For you natural rights deontologists out there, foreign interventionism necessitates massive violations of the non-aggression principle. As Murray Rothbard concisely explains, “All State wars… involve increased aggression against the State’s own taxpayers, and almost all State wars (all, in modern warfare) involve the maximum aggression (murder) against the innocent civilians ruled by the enemy State.” Empirical proof of this observation can be seen by the Iraq body count cited previously and the rampant costs of war accumulated by the current conflicts abroad. Indeed, foreign interventionism is the most obvious manifestation of the non-aggression principle’s violation, as trumpeted in its very name. Foreign interventionism non-consensually intervenes against another nation’s sovereignty without provocation by an official declaration of war. Is this the non-coercive ends that “libertarian” interventionists advocate?
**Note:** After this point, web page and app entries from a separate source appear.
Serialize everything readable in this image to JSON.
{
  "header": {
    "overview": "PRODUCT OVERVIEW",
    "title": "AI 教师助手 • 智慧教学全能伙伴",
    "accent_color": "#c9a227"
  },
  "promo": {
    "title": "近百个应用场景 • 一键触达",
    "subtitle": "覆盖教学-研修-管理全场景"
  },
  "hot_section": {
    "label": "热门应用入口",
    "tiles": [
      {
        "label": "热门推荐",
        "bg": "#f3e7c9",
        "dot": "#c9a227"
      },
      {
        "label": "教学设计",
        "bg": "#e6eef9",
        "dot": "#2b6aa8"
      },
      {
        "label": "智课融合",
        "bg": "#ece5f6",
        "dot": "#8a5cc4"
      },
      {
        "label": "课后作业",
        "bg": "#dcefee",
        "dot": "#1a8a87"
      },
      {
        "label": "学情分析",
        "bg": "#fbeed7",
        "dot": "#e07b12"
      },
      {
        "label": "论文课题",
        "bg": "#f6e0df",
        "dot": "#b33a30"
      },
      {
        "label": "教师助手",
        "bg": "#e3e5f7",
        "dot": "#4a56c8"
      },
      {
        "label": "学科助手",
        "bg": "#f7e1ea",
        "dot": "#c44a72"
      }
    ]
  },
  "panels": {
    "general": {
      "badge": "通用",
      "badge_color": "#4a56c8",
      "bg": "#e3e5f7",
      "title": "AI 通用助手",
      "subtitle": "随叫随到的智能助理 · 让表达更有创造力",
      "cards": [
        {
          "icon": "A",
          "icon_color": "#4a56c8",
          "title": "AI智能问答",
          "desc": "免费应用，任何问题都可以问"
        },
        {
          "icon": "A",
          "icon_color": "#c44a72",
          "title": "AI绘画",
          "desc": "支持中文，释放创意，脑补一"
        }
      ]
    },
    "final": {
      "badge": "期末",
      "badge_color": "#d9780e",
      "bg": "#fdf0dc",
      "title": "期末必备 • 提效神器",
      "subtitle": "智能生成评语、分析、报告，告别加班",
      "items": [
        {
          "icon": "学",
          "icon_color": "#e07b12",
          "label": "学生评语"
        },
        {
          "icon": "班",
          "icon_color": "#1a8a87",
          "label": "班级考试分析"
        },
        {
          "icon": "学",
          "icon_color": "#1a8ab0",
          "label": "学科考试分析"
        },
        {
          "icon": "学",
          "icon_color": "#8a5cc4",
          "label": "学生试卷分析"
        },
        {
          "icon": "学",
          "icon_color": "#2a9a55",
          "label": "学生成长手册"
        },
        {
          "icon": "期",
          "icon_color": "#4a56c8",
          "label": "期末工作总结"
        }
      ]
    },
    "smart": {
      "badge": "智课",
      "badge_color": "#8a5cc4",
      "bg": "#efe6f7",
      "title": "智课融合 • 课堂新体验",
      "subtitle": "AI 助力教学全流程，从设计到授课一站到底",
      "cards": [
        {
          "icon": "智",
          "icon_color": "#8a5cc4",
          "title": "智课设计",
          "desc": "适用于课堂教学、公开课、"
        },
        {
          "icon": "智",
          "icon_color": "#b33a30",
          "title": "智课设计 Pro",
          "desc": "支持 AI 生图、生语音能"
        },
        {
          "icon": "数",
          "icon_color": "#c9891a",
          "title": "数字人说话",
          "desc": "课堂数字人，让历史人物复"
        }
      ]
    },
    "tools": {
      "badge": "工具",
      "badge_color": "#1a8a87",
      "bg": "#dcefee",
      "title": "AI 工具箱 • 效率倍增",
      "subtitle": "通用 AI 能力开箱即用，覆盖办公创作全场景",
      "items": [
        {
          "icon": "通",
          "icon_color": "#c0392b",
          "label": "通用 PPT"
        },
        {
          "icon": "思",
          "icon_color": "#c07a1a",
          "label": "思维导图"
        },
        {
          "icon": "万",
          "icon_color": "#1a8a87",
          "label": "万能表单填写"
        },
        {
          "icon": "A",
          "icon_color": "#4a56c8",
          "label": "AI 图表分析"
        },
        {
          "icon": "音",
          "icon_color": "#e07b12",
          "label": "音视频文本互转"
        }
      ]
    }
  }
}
Finally for you undogmatic utilitarians out there, foreign interventionism has led to an unsustainable debt and an unbridled military-industrial complex. Military expenditures now account for 18% of the federal budget by government figures during an era of a $1 trillion annual deficits. Of course, history has proven state statistics to be wildly underestimated. In reality, academic studies have pegged the costs of the foreign interventions since 9/11 to be as high as $4 trillion. All of this, conveniently, during one of the severest economic depressions the United States has faced. Worst of all, foreign interventionism, like all other government interventions, results in great unintended consequences that lead to future costs in dollars and lives. Let us remember that American foreign policy once officially supported Stalin’s USSR, Ho Chi Minh’s North Vietnam, bin Laden’s al-Qaeda, Hussein’s Iraq, and Mubarak’s Egypt, subsidizing their tyrannical policies on Uncle Sam’s dime. Is this the best outcome that “libertarian” interventionists strive for?

Such “libertarians” may object that my arguments thus far are all straw men. Certainly they may take a more interventionist stance on foreign policy than the rest of the flock, but that doesn’t mean that they consequently condone the damage done to the Constitution, the non-aggression principle, and the economic and physical well-being of millions of people domestically and abroad. Rather, they may claim that they simply advocate a more “realist” approach to foreign policy, freed from the dangerous bonds of non-interventionist idealism, that protects against genuine security threats like al-Qaeda while avoiding all the ugly consequences of prolonged intervention.To this common counterargument, I have two points. First, it seems more “idealist” than non-interventionism to believe that the American military can truly engage in limited conflict given the long list of historical evidence that says otherwise (e.g. Korea, Vietnam, the Gulf War, etc.). Secondly, if these “libertarian” interventionists’ truly believe in the principles outlined above (i.e. the Constitution, the non-aggression principle, utilitarianism), then they should disregard their hawkish tendencies for the time being, acknowledge that the current conflicts overseas far overstep the interventionist boundaries they had imagined, and join the choir in stiffly opposing to the wars.

Thus, contrary to Clint’s assessment, I cannot conceive of how any self-respecting libertarian today could abandon non-interventionism in light of the current atrocities in Iraq, Afghanistan, Libya, Yemen, Pakistan, etc. As Randolph Bourne so astutely observed in the early 20th century, “War is the health of the state.” Thus, advocating foreign interventionism necessitates abandoning all of the ideals that a libertarian could possibly subscribe to—the Constitution, the non-aggression principle, fiscal responsibility, civil liberties, limited government—with the result of strengthening the state’s chokehold on our freedom.

And if this intolerance for warmongers and their advocates is a “Mistake Libertarians Should Avoid,” then I will proudly remain an “erroneous” advocate for peace.